By Charles Jencks and Nathan Silver; Published by MIT Press, £17.95; Review by Thomas Wensing
Main image: A diagram of Consumer Democracy, from the newly updated and expanded Adhocism
Adhocism - The Case for Improvisation by Charles Jencks and Nathan Silver was first published in 1972 and, according to its frontflap, 'was part of a spirit that would define a new architecture and design era'.
In the context of Jencks' later books, such as the The Language of Post-Modern Architecture (1984) and, more recently, The Story of Post-Modernism (2011), I suspect that the reissue is an attempt to retroactively position Adhocism as one of the books which was important in formulating the post-modern critique of the modern movement.
Undeniably, a mood change did take place in the Sixties and Seventies, and a good barometer for what was happening is a brief look at some books published at the time. The Sixties opened with Banham's Theory and Design in the First Machine Age (1960), a book which still fully underwrites the so-called universalising fable of the modern movement. It is worth remembering that Jencks studied for his PhD with Reyner Banham at UCL in the late Sixties and it would not surprise me if he wrote Adhocism to set himself apart from his teacher and his positive attitude on the use of the latest technology in modern architecture.
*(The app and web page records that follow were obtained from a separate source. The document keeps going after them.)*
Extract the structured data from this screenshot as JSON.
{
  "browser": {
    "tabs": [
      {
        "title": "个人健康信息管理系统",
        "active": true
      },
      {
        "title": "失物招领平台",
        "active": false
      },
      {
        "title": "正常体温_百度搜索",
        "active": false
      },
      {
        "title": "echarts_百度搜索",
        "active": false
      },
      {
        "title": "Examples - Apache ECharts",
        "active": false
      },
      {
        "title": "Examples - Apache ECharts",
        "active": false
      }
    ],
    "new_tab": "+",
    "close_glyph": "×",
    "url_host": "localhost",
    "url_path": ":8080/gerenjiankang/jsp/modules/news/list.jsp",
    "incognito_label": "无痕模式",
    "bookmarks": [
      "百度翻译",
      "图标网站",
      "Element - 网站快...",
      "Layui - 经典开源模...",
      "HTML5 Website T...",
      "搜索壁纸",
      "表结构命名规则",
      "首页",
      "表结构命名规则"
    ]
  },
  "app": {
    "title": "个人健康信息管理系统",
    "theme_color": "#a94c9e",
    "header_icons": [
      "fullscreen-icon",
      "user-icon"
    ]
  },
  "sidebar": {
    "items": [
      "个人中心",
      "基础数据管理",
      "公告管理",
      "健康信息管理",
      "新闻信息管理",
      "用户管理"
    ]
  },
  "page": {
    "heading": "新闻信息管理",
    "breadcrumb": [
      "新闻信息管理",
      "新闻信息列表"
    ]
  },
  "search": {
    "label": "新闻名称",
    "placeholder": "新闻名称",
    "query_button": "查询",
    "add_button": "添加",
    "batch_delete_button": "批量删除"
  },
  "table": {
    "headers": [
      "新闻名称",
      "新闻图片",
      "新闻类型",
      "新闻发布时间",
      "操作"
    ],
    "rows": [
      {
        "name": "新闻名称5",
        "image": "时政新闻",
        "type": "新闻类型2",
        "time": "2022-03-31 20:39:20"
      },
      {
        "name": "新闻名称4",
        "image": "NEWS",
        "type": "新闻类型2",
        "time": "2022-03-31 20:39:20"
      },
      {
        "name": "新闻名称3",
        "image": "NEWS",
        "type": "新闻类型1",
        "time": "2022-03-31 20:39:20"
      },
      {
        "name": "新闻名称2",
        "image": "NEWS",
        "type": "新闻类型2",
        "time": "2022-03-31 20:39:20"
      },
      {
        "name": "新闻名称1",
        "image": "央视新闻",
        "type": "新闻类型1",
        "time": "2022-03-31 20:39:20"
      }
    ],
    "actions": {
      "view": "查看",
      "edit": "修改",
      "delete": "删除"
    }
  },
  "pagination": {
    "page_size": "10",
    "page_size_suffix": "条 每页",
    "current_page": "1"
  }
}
The cracks in the myth of modernism began to show, naturally with Jane Jacobs' The Death and Life of Great American Cities (1961), (which is an impassioned plea against centralist planning bureaucracies and for community advocacy), and with Robert Venturi's Complexity and Contradiction in Architecture (1966), (which attacks the purist formal language of high modernism). The Sixties end with the first expressions of the budding environmental movement in architecture, for instance in the Whole Earth Catalog of 1968; an impressive compendium with everything one needs to 'go native' and off-the-grid.
The book Adhocism is clearly indebted to these, and its main aim appears to be the positioning of the do-it-yourself culture of the Sixties as an empowering, even revolutionary, choice against the anonymity of consumerism, mass-production and bureaucraticplanning methods.
The term adhocism, as explained in the foreword by Jencks, is a conjunction of ad hoc, meaning 'for this particular purpose' and -ism, shorthand for a movement. In architecture it purportedly means 'design, essentially a collage, where every part of a building, or each element of a building complex, is designed with scant regard to the whole, and often involves disparate parts taken fromcatalogues', (according to architecture professor James Stevens Curl).
The authors try to give adhocism the weight of architectural theory, which is contradicting the essence and fluid nature of experimentation
Straightforward as these explanations may sound, the book itself has great difficulty getting its point across and is episodic. Firstly, it cannot be expected for a book which attempts to capture the zeitgeist of its time to remain relevant in its entirety some fourdecades later, and secondly the term ad hoc is applied to so many disparate subjects that the book reads as an agonising struggle to justify itself. The original edition consisted of two parts, six chapters written by Jencks and four by Silver. The current edition is expanded with an introduction and afterword by both. Interestingly enough, the new parts are as much a collage as the original, and the subjects are as diverse as the paintings of Hieronymus Bosch and Hot Rod sub culture. To give equal weight to high art and Pop is a clear dialectical choice, but that does not mean that it is convincing.
In summary, Adhocism -- especially according to Jencks -- is an argument against singularity and universality, and in favour ofindividual choice and pluralism. There is a clear link to the maker culture of today when he argues that a culture of improvisation and making can be liberating, especially when set against systems of bureaucratic and technological control.
Ad-hoc solutions, serendipity and spontaneity are cornerstones of the creative process, no doubt, but they are the opposite of premeditation.
In suggesting that adhocism is an attitude or a movement, Jencks and Silver try to give adhocism the weight of architectural theory, which is of course contradicting the essence and fluid nature of experimentation and spontaneity.
This inherent contradiction was already noted by Rowe and Koetter when they dismissively coined it under the chapter heading the 'Politics of Bricolage' in their Collage City (1978). While Rowe and Koetter acknowledge that adhocism, and similar notions of the Sixties such as advocacy planning, have done much 'to break down an unmanageable monolith', they point out that the promises of freedom and democracy, as implied in adhocism, do not translate well to the day-to-day realities of governing and achieving a balance between conflicting interests.
When Jencks embraces the spontaneous self-organisation of the Arab Spring in Egypt and other countries, he indeed poses thequestion 'how to turn such a fledgling pluralism into a workable federation'. However in this book, you would be looking in vain for an answer.